Blackburn, John. “Pocahontas: Icon at the Crossroads of Race and Gender in America.” Electronic Document. 1996.
Blackburn, John. “Pocahontas: The Malleability of Race – or the Monster Miscegenation.” Electronic Document. 1996.
Brydon, Diana. “‘Empire bloomers’: Cross-dressings double cross.” Essays on Canadian Writing, 01-01-1994, pp. 23. Electronic Document. 1994.
City of Laredo. “1996 Colonial Pageant – 2/22/96.” Public Access Cable Channel. Videotape. 1996.
City of Laredo. “1996 Pocahontas Pageant – 2/22/96.” Public Access Cable Channel. Videotape. 1996.
Peck, Gunther. “Manly Gambles: The Politics of Risk on the Comstock Lode, 1860-1880.”, Vol. 26, Journal of Social History, 1993.
Said, Edward. Orientalism. New York: Vintage Books, 1979.
Thompson, Jerry Don. “Laredo: A Pictoral History.” Norfolk: The Donning Company, 1986.

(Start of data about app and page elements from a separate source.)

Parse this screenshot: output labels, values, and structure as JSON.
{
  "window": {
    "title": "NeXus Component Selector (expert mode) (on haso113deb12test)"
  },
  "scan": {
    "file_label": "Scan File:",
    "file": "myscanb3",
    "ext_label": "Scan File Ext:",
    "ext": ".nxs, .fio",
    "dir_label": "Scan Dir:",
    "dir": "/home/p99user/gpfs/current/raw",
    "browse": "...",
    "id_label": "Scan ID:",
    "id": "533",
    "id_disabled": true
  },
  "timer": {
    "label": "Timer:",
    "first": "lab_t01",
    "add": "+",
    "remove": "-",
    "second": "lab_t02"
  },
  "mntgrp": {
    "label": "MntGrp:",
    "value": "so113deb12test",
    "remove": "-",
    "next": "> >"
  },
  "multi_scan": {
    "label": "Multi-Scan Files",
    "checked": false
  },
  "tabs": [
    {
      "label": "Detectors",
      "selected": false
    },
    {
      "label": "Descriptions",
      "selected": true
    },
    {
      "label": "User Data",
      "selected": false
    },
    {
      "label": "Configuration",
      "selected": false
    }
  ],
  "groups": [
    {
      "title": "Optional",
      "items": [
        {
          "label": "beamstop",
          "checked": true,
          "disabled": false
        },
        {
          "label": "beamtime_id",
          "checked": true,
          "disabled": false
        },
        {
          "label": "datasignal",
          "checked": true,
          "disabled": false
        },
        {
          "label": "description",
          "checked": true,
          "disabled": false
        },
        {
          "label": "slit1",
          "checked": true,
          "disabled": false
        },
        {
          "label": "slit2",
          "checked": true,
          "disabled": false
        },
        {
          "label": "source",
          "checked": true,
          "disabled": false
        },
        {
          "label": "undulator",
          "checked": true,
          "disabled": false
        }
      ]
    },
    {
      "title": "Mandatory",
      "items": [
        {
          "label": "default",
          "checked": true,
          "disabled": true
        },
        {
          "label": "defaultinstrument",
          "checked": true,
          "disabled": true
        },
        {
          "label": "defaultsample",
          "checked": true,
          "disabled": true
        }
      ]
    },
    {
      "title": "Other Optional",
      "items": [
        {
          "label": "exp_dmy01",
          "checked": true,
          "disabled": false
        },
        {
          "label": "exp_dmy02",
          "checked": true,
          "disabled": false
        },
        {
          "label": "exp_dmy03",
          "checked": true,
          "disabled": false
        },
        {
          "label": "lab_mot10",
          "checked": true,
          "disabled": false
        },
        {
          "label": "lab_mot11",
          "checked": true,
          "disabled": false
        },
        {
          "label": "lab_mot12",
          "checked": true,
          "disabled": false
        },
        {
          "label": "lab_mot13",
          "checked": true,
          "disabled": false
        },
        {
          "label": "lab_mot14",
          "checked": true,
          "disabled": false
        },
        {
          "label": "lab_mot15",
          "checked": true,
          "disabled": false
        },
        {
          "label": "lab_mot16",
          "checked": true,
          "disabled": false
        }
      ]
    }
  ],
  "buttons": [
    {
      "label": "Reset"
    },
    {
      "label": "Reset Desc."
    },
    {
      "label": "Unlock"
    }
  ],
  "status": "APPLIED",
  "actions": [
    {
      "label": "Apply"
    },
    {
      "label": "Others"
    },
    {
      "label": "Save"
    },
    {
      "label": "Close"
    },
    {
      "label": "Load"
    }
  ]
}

Wilson, Laura. “Gown on the border.” Texas Monthly, Vol. 23, 03-01-1995. Electronic Document. 1995.